 Jason Bivins, Cadence Magazine

This little known label has snuck out some gems in the last few years, and these releases featuring saxophonist Shibolet are compelling. (1) Starts at the dog whistle end of the spectrum, more Jack Wright and Bhob Rainey than Lacy and Parker perhaps (although Shibolet’s careful sculpting of rough overtones during passages of circular breathing is certainly EP-ish). A tight focused display of technique and vision, Shibolet’s performance is filled with ideas but never seems merely like a cycle through the notebook. There’s instead a real warmth to his playing, as out as it sometimes gets. He hums along with himself through the horn on several occasions, and it’s usually quite tonal, as if he’s backing himself up by remembering Giuffre tunes or something (these snatches of melody emerge in an almost subliminal sense). But he can also dazzle with the sheer amount of sound he generates, specifically with an effect that sounds like two or three people bowing metal and getting rough oscillations. At times things can get a bit desultory, as with the clicks and grainy breath sounds on much of the second piece.

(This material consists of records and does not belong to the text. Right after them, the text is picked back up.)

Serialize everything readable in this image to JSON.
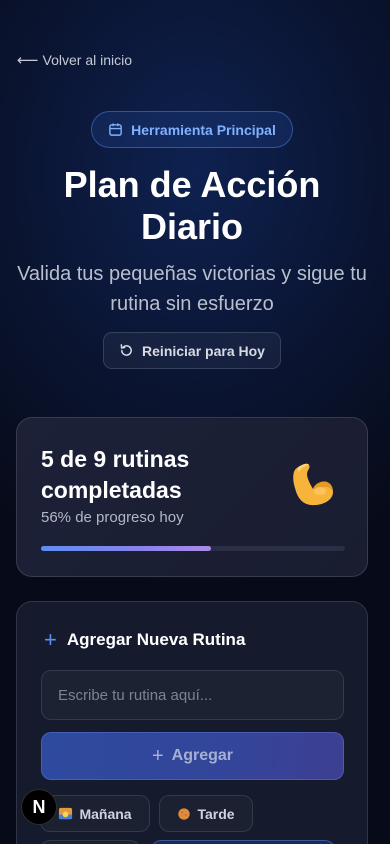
{
  "nav": {
    "back_label": "Volver al inicio",
    "back_arrow": "⟵"
  },
  "badge": {
    "label": "Herramienta Principal",
    "icon": "calendar-icon"
  },
  "header": {
    "title_line1": "Plan de Acción",
    "title_line2": "Diario",
    "subtitle": "Valida tus pequeñas victorias y sigue tu rutina sin esfuerzo"
  },
  "reset": {
    "label": "Reiniciar para Hoy",
    "icon": "refresh-icon"
  },
  "progress": {
    "title": "5 de 9 rutinas completadas",
    "subtitle": "56% de progreso hoy",
    "completed": 5,
    "total": 9,
    "percent": 56,
    "emoji": "flexed-biceps"
  },
  "add_routine": {
    "heading": "Agregar Nueva Rutina",
    "input_placeholder": "Escribe tu rutina aquí...",
    "input_value": "",
    "button_label": "Agregar"
  },
  "time_filters": [
    {
      "label": "Mañana",
      "icon": "sunrise-icon"
    },
    {
      "label": "Tarde",
      "icon": "orange-circle-icon"
    }
  ],
  "dev_badge": {
    "letter": "N"
  },
  "colors": {
    "accent": "#5a90f5",
    "badge_text": "#7fb1ff",
    "background": "#070b19"
  }
}
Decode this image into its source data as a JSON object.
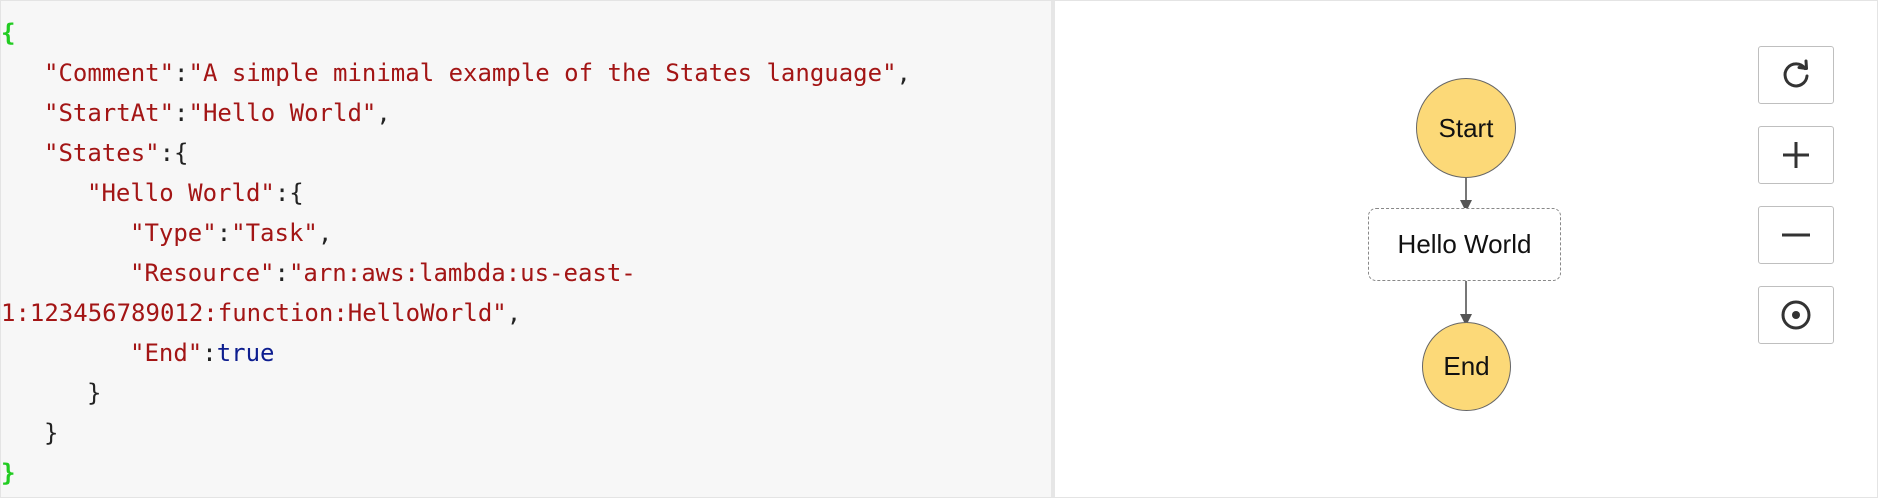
{
  "editor": {
    "lines": [
      {
        "indent": 0,
        "tokens": [
          {
            "t": "{",
            "c": "outer"
          }
        ]
      },
      {
        "indent": 1,
        "tokens": [
          {
            "t": "\"Comment\"",
            "c": "key"
          },
          {
            "t": ":",
            "c": "punc"
          },
          {
            "t": "\"A simple minimal example of the States language\"",
            "c": "str"
          },
          {
            "t": ",",
            "c": "punc"
          }
        ]
      },
      {
        "indent": 1,
        "tokens": [
          {
            "t": "\"StartAt\"",
            "c": "key"
          },
          {
            "t": ":",
            "c": "punc"
          },
          {
            "t": "\"Hello World\"",
            "c": "str"
          },
          {
            "t": ",",
            "c": "punc"
          }
        ]
      },
      {
        "indent": 1,
        "tokens": [
          {
            "t": "\"States\"",
            "c": "key"
          },
          {
            "t": ":{",
            "c": "punc"
          }
        ]
      },
      {
        "indent": 2,
        "tokens": [
          {
            "t": "\"Hello World\"",
            "c": "key"
          },
          {
            "t": ":{",
            "c": "punc"
          }
        ]
      },
      {
        "indent": 3,
        "tokens": [
          {
            "t": "\"Type\"",
            "c": "key"
          },
          {
            "t": ":",
            "c": "punc"
          },
          {
            "t": "\"Task\"",
            "c": "str"
          },
          {
            "t": ",",
            "c": "punc"
          }
        ]
      },
      {
        "indent": 3,
        "tokens": [
          {
            "t": "\"Resource\"",
            "c": "key"
          },
          {
            "t": ":",
            "c": "punc"
          },
          {
            "t": "\"arn:aws:lambda:us-east-",
            "c": "str"
          }
        ]
      },
      {
        "indent": 0,
        "tokens": [
          {
            "t": "1:123456789012:function:HelloWorld\"",
            "c": "str"
          },
          {
            "t": ",",
            "c": "punc"
          }
        ]
      },
      {
        "indent": 3,
        "tokens": [
          {
            "t": "\"End\"",
            "c": "key"
          },
          {
            "t": ":",
            "c": "punc"
          },
          {
            "t": "true",
            "c": "bool"
          }
        ]
      },
      {
        "indent": 2,
        "tokens": [
          {
            "t": "}",
            "c": "punc"
          }
        ]
      },
      {
        "indent": 1,
        "tokens": [
          {
            "t": "}",
            "c": "punc"
          }
        ]
      },
      {
        "indent": 0,
        "tokens": [
          {
            "t": "}",
            "c": "outer"
          }
        ]
      }
    ]
  },
  "graph": {
    "start_label": "Start",
    "task_label": "Hello World",
    "end_label": "End"
  },
  "controls": {
    "refresh_icon": "refresh-icon",
    "zoom_in_icon": "plus-icon",
    "zoom_out_icon": "minus-icon",
    "center_icon": "target-icon"
  },
  "colors": {
    "node_fill": "#fcd978",
    "json_string": "#a31515",
    "json_boolean": "#0d1d8f",
    "json_outer_brace": "#22cc22",
    "editor_background": "#f7f7f7"
  }
}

But for the most part I enjoyed this very much, and was especially impressed by Shibolet’s wonderful variations on buzzing metal (which favorably recall John Butcher) and his moments of experimenting with line (which he backs with rough moaning, creating something like a multi-tracking effect).